Your instructions: When you copy the material below, keep every line exact and omit the pictures.

Source information Block Start

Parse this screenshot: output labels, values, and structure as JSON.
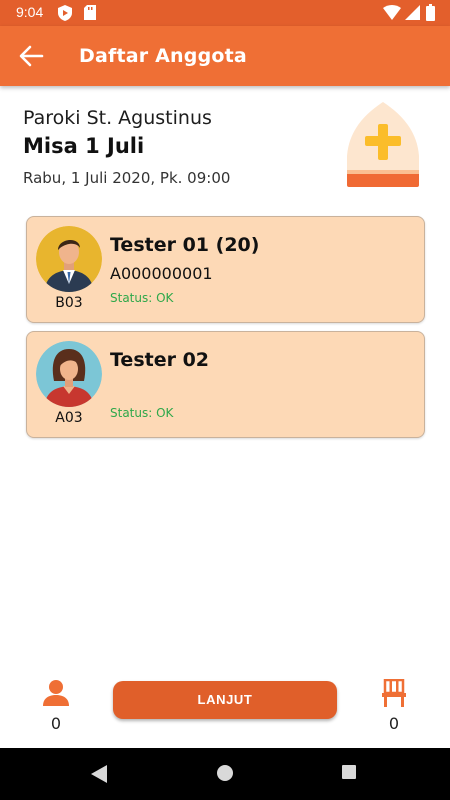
{
  "status_bar": {
    "time": "9:04",
    "left_icons": [
      "shield-play-icon",
      "sd-card-icon"
    ],
    "right_icons": [
      "wifi-icon",
      "signal-icon",
      "battery-icon"
    ]
  },
  "app_bar": {
    "back_icon": "arrow-left-icon",
    "title": "Daftar Anggota"
  },
  "event": {
    "parish": "Paroki St. Agustinus",
    "mass_name": "Misa 1 Juli",
    "datetime": "Rabu, 1 Juli 2020, Pk. 09:00",
    "icon": "bishop-mitre-icon"
  },
  "members": [
    {
      "name": "Tester 01 (20)",
      "id": "A000000001",
      "status": "Status: OK",
      "code": "B03",
      "avatar": "male-avatar"
    },
    {
      "name": "Tester 02",
      "id": "",
      "status": "Status: OK",
      "code": "A03",
      "avatar": "female-avatar"
    }
  ],
  "bottom": {
    "person_count": "0",
    "seat_count": "0",
    "button_label": "LANJUT"
  },
  "colors": {
    "status_bar": "#e35f2c",
    "app_bar": "#ef6f35",
    "card_bg": "#fdd9b6",
    "status_ok": "#2ea84a",
    "button": "#e05f2a",
    "accent_icon": "#ef6f35"
  },
  "nav_bar": {
    "icons": [
      "back-triangle-icon",
      "home-circle-icon",
      "recents-square-icon"
    ]
  }
}
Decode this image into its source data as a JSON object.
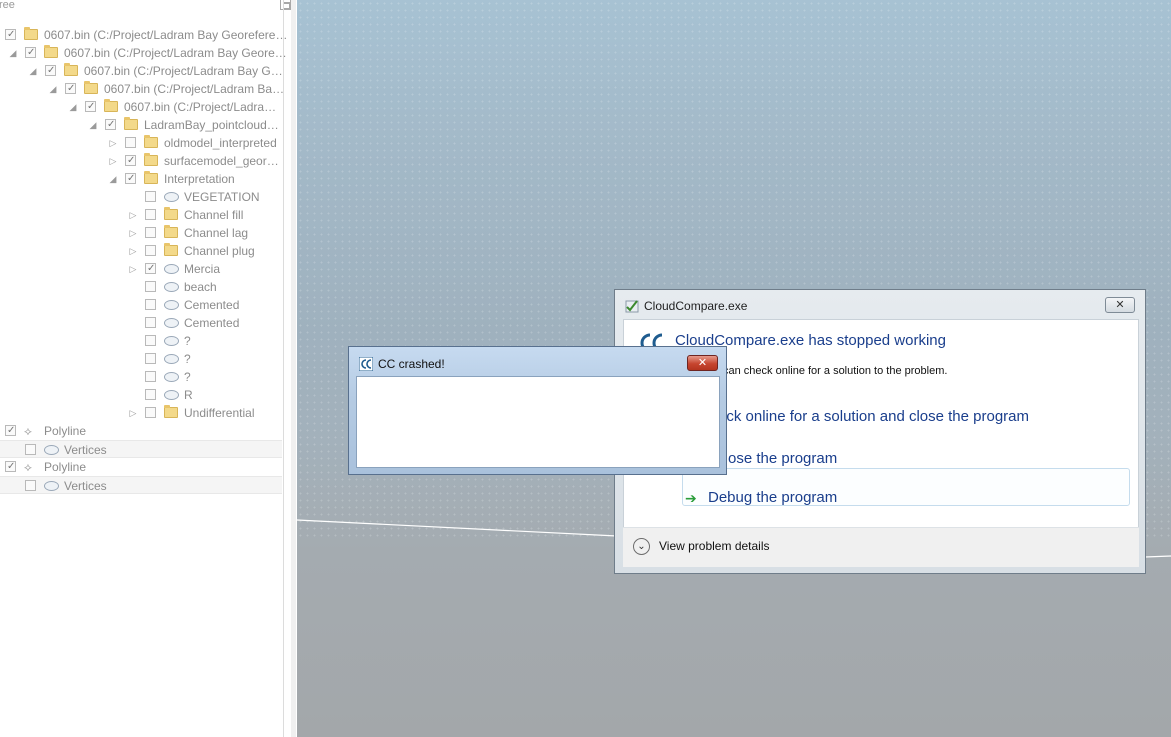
{
  "tree_panel": {
    "header_title": "ree",
    "items": [
      {
        "label": "0607.bin (C:/Project/Ladram Bay Georefere…",
        "checked": true,
        "icon": "folder-icon",
        "expander": ""
      },
      {
        "label": "0607.bin (C:/Project/Ladram Bay Geore…",
        "checked": true,
        "icon": "folder-icon",
        "expander": "◢"
      },
      {
        "label": "0607.bin (C:/Project/Ladram Bay G…",
        "checked": true,
        "icon": "folder-icon",
        "expander": "◢"
      },
      {
        "label": "0607.bin (C:/Project/Ladram Ba…",
        "checked": true,
        "icon": "folder-icon",
        "expander": "◢"
      },
      {
        "label": "0607.bin (C:/Project/Ladra…",
        "checked": true,
        "icon": "folder-icon",
        "expander": "◢"
      },
      {
        "label": "LadramBay_pointcloud…",
        "checked": true,
        "icon": "folder-icon",
        "expander": "◢"
      },
      {
        "label": "oldmodel_interpreted",
        "checked": false,
        "icon": "folder-icon",
        "expander": "▷"
      },
      {
        "label": "surfacemodel_geor…",
        "checked": true,
        "icon": "folder-icon",
        "expander": "▷"
      },
      {
        "label": "Interpretation",
        "checked": true,
        "icon": "folder-icon",
        "expander": "◢"
      },
      {
        "label": "VEGETATION",
        "checked": false,
        "icon": "cloud-icon",
        "expander": ""
      },
      {
        "label": "Channel fill",
        "checked": false,
        "icon": "folder-icon",
        "expander": "▷"
      },
      {
        "label": "Channel lag",
        "checked": false,
        "icon": "folder-icon",
        "expander": "▷"
      },
      {
        "label": "Channel plug",
        "checked": false,
        "icon": "folder-icon",
        "expander": "▷"
      },
      {
        "label": "Mercia",
        "checked": true,
        "icon": "cloud-icon",
        "expander": "▷"
      },
      {
        "label": "beach",
        "checked": false,
        "icon": "cloud-icon",
        "expander": ""
      },
      {
        "label": "Cemented",
        "checked": false,
        "icon": "cloud-icon",
        "expander": ""
      },
      {
        "label": "Cemented",
        "checked": false,
        "icon": "cloud-icon",
        "expander": ""
      },
      {
        "label": "?",
        "checked": false,
        "icon": "cloud-icon",
        "expander": ""
      },
      {
        "label": "?",
        "checked": false,
        "icon": "cloud-icon",
        "expander": ""
      },
      {
        "label": "?",
        "checked": false,
        "icon": "cloud-icon",
        "expander": ""
      },
      {
        "label": "R",
        "checked": false,
        "icon": "cloud-icon",
        "expander": ""
      },
      {
        "label": "Undifferential",
        "checked": false,
        "icon": "folder-icon",
        "expander": "▷"
      },
      {
        "label": "Polyline",
        "checked": true,
        "icon": "polyline-icon",
        "expander": ""
      },
      {
        "label": "Vertices",
        "checked": false,
        "icon": "cloud-icon",
        "expander": ""
      },
      {
        "label": "Polyline",
        "checked": true,
        "icon": "polyline-icon",
        "expander": ""
      },
      {
        "label": "Vertices",
        "checked": false,
        "icon": "cloud-icon",
        "expander": ""
      }
    ]
  },
  "error_dialog": {
    "title": "CloudCompare.exe",
    "close_label": "✕",
    "headline": "CloudCompare.exe has stopped working",
    "subtext": "can check online for a solution to the problem.",
    "option_check_online": "eck online for a solution and close the program",
    "option_close": "ose the program",
    "option_debug": "Debug the program",
    "debug_arrow": "➔",
    "details_chevron": "⌄",
    "details_label": "View problem details"
  },
  "cc_dialog": {
    "title": "CC crashed!",
    "close_label": "✕"
  },
  "colors": {
    "link_blue": "#1a3e8c",
    "arrow_green": "#2a9d3a",
    "close_red": "#c6452f"
  }
}
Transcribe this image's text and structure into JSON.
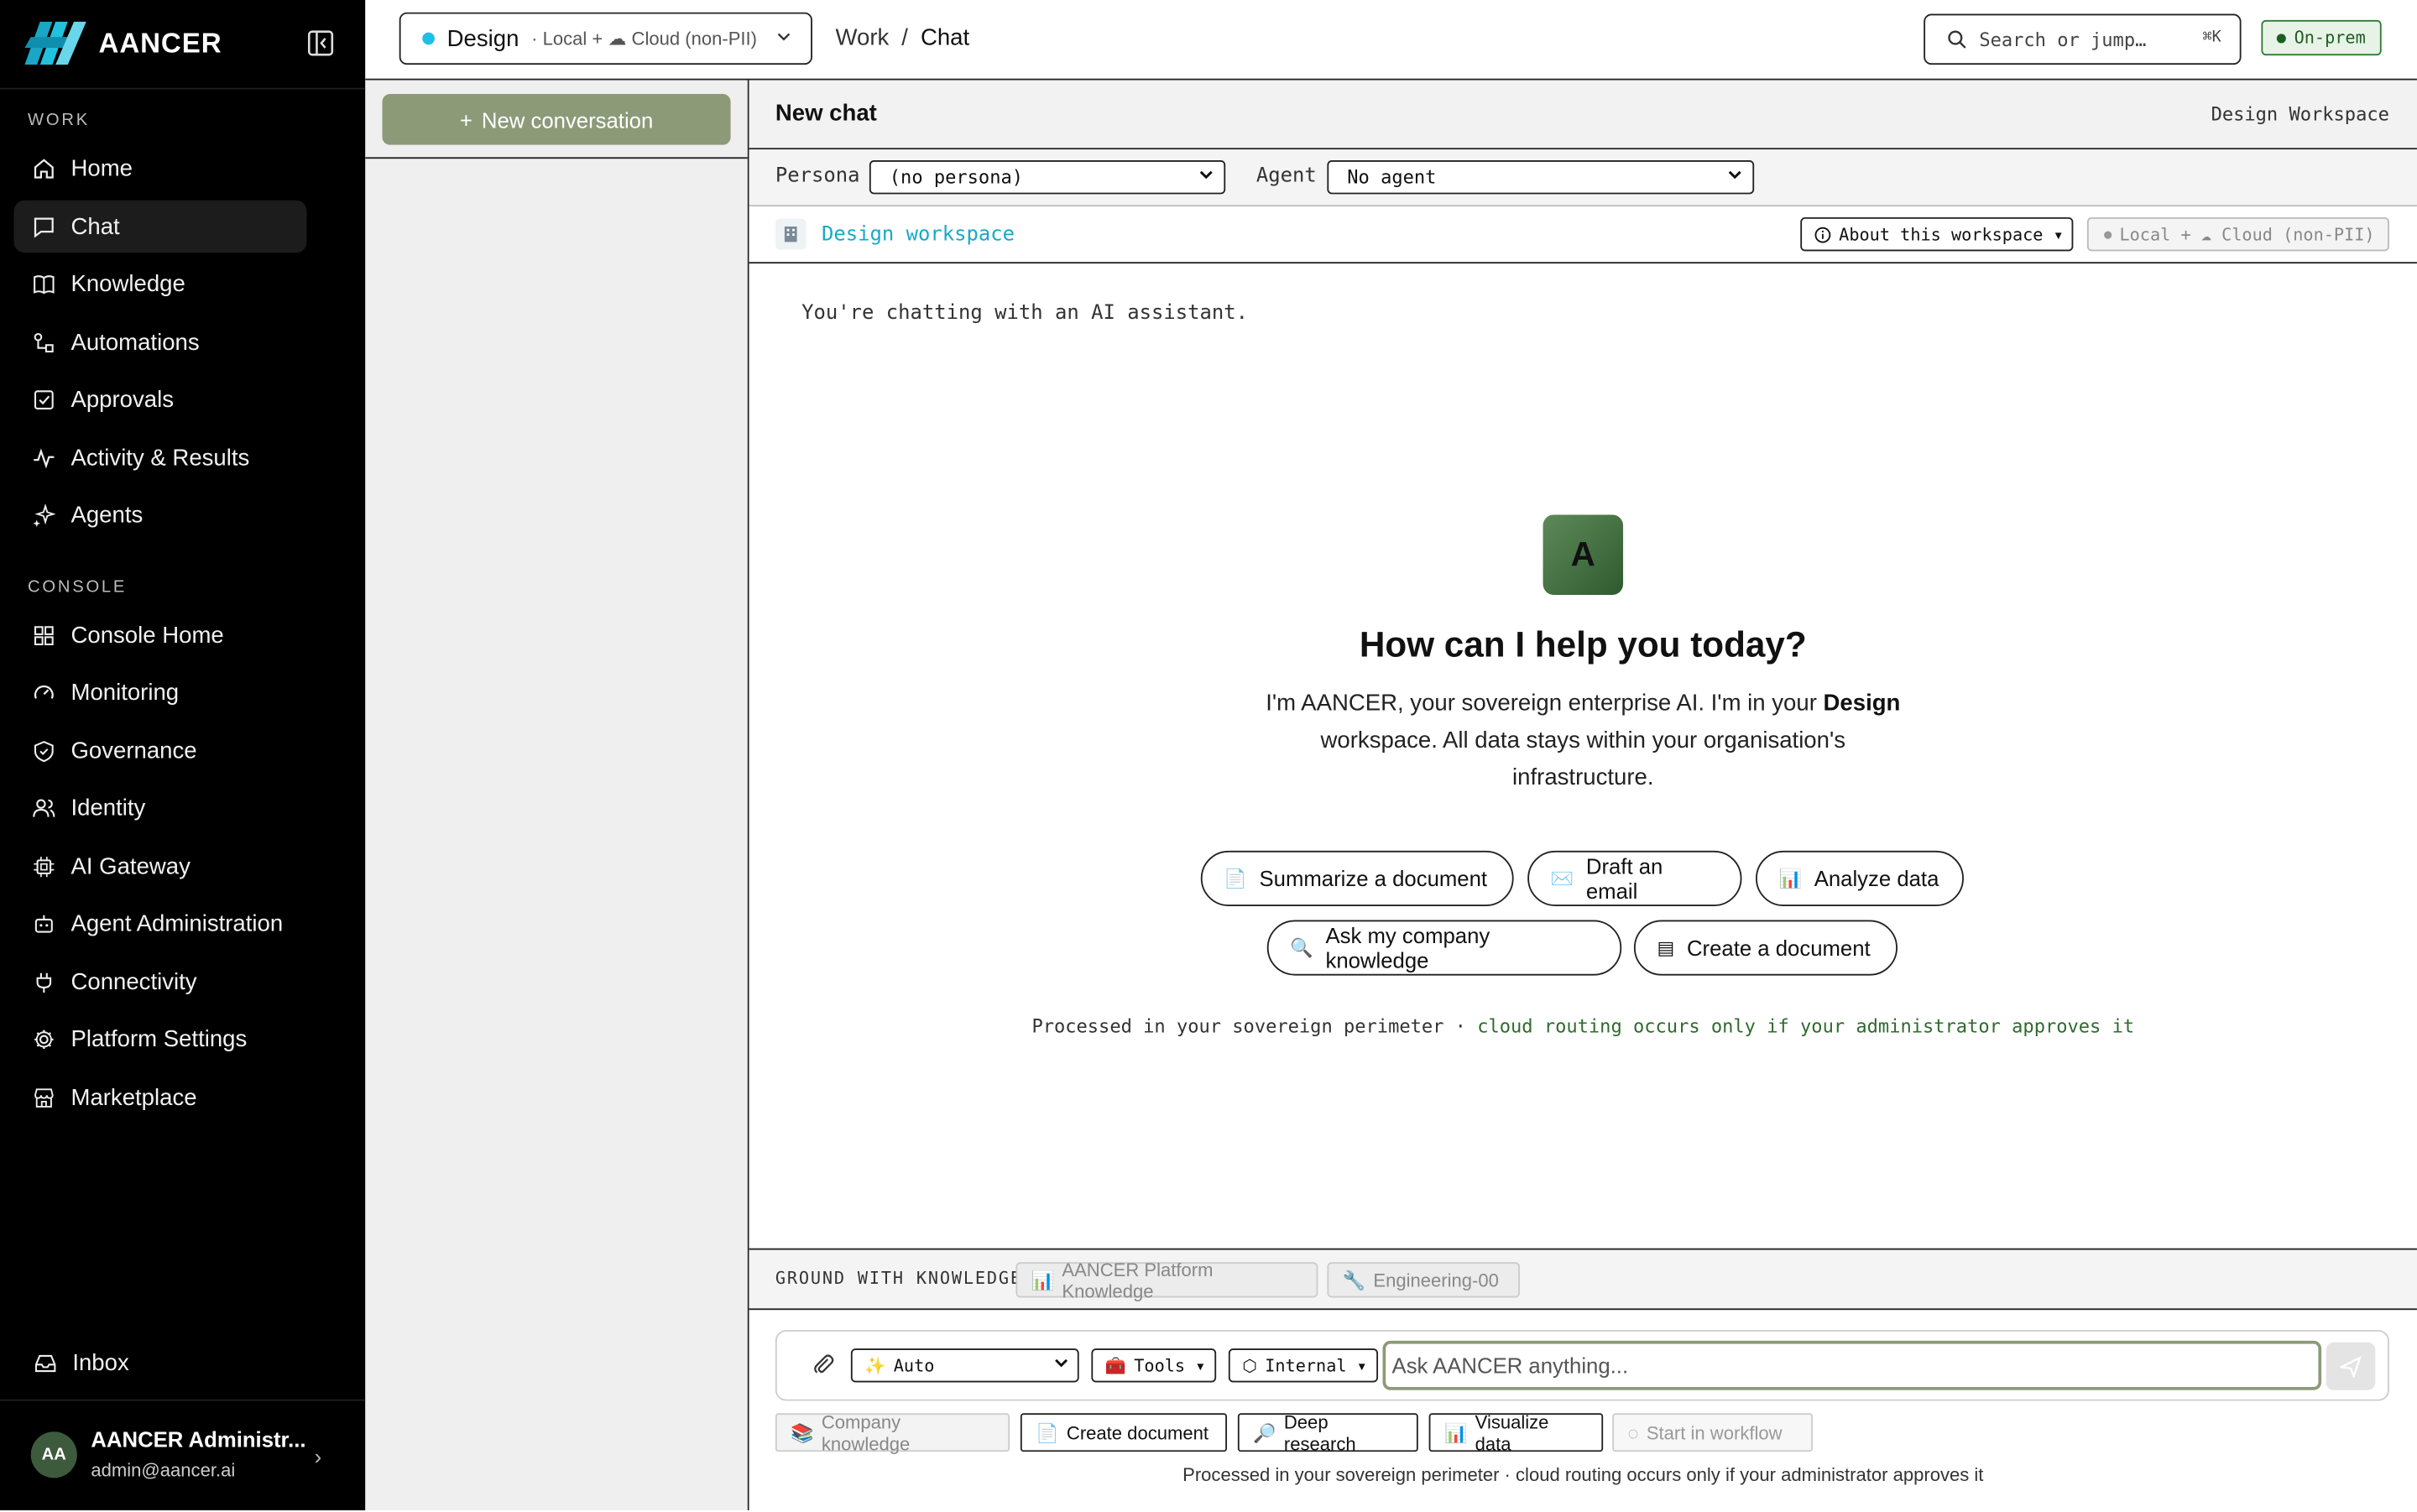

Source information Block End

Answer space:
Parse this screenshot: output labels, values, and structure as JSON.
{
  "status_bar": {
    "time": "9:04",
    "left_icons": [
      "shield-play-icon",
      "sd-card-icon"
    ],
    "right_icons": [
      "wifi-icon",
      "signal-icon",
      "battery-icon"
    ]
  },
  "app_bar": {
    "back_icon": "arrow-left-icon",
    "title": "Daftar Anggota"
  },
  "event": {
    "parish": "Paroki St. Agustinus",
    "mass_name": "Misa 1 Juli",
    "datetime": "Rabu, 1 Juli 2020, Pk. 09:00",
    "icon": "bishop-mitre-icon"
  },
  "members": [
    {
      "name": "Tester 01 (20)",
      "id": "A000000001",
      "status": "Status: OK",
      "code": "B03",
      "avatar": "male-avatar"
    },
    {
      "name": "Tester 02",
      "id": "",
      "status": "Status: OK",
      "code": "A03",
      "avatar": "female-avatar"
    }
  ],
  "bottom": {
    "person_count": "0",
    "seat_count": "0",
    "button_label": "LANJUT"
  },
  "colors": {
    "status_bar": "#e35f2c",
    "app_bar": "#ef6f35",
    "card_bg": "#fdd9b6",
    "status_ok": "#2ea84a",
    "button": "#e05f2a",
    "accent_icon": "#ef6f35"
  },
  "nav_bar": {
    "icons": [
      "back-triangle-icon",
      "home-circle-icon",
      "recents-square-icon"
    ]
  }
}
Decode this image into its source data as a JSON object.
{
  "tree_panel": {
    "header_title": "ree",
    "items": [
      {
        "label": "0607.bin (C:/Project/Ladram Bay Georefere…",
        "checked": true,
        "icon": "folder-icon",
        "expander": ""
      },
      {
        "label": "0607.bin (C:/Project/Ladram Bay Geore…",
        "checked": true,
        "icon": "folder-icon",
        "expander": "◢"
      },
      {
        "label": "0607.bin (C:/Project/Ladram Bay G…",
        "checked": true,
        "icon": "folder-icon",
        "expander": "◢"
      },
      {
        "label": "0607.bin (C:/Project/Ladram Ba…",
        "checked": true,
        "icon": "folder-icon",
        "expander": "◢"
      },
      {
        "label": "0607.bin (C:/Project/Ladra…",
        "checked": true,
        "icon": "folder-icon",
        "expander": "◢"
      },
      {
        "label": "LadramBay_pointcloud…",
        "checked": true,
        "icon": "folder-icon",
        "expander": "◢"
      },
      {
        "label": "oldmodel_interpreted",
        "checked": false,
        "icon": "folder-icon",
        "expander": "▷"
      },
      {
        "label": "surfacemodel_geor…",
        "checked": true,
        "icon": "folder-icon",
        "expander": "▷"
      },
      {
        "label": "Interpretation",
        "checked": true,
        "icon": "folder-icon",
        "expander": "◢"
      },
      {
        "label": "VEGETATION",
        "checked": false,
        "icon": "cloud-icon",
        "expander": ""
      },
      {
        "label": "Channel fill",
        "checked": false,
        "icon": "folder-icon",
        "expander": "▷"
      },
      {
        "label": "Channel lag",
        "checked": false,
        "icon": "folder-icon",
        "expander": "▷"
      },
      {
        "label": "Channel plug",
        "checked": false,
        "icon": "folder-icon",
        "expander": "▷"
      },
      {
        "label": "Mercia",
        "checked": true,
        "icon": "cloud-icon",
        "expander": "▷"
      },
      {
        "label": "beach",
        "checked": false,
        "icon": "cloud-icon",
        "expander": ""
      },
      {
        "label": "Cemented",
        "checked": false,
        "icon": "cloud-icon",
        "expander": ""
      },
      {
        "label": "Cemented",
        "checked": false,
        "icon": "cloud-icon",
        "expander": ""
      },
      {
        "label": "?",
        "checked": false,
        "icon": "cloud-icon",
        "expander": ""
      },
      {
        "label": "?",
        "checked": false,
        "icon": "cloud-icon",
        "expander": ""
      },
      {
        "label": "?",
        "checked": false,
        "icon": "cloud-icon",
        "expander": ""
      },
      {
        "label": "R",
        "checked": false,
        "icon": "cloud-icon",
        "expander": ""
      },
      {
        "label": "Undifferential",
        "checked": false,
        "icon": "folder-icon",
        "expander": "▷"
      },
      {
        "label": "Polyline",
        "checked": true,
        "icon": "polyline-icon",
        "expander": ""
      },
      {
        "label": "Vertices",
        "checked": false,
        "icon": "cloud-icon",
        "expander": ""
      },
      {
        "label": "Polyline",
        "checked": true,
        "icon": "polyline-icon",
        "expander": ""
      },
      {
        "label": "Vertices",
        "checked": false,
        "icon": "cloud-icon",
        "expander": ""
      }
    ]
  },
  "error_dialog": {
    "title": "CloudCompare.exe",
    "close_label": "✕",
    "headline": "CloudCompare.exe has stopped working",
    "subtext": "can check online for a solution to the problem.",
    "option_check_online": "eck online for a solution and close the program",
    "option_close": "ose the program",
    "option_debug": "Debug the program",
    "debug_arrow": "➔",
    "details_chevron": "⌄",
    "details_label": "View problem details"
  },
  "cc_dialog": {
    "title": "CC crashed!",
    "close_label": "✕"
  },
  "colors": {
    "link_blue": "#1a3e8c",
    "arrow_green": "#2a9d3a",
    "close_red": "#c6452f"
  }
}
Transcribe this image's text and structure into JSON.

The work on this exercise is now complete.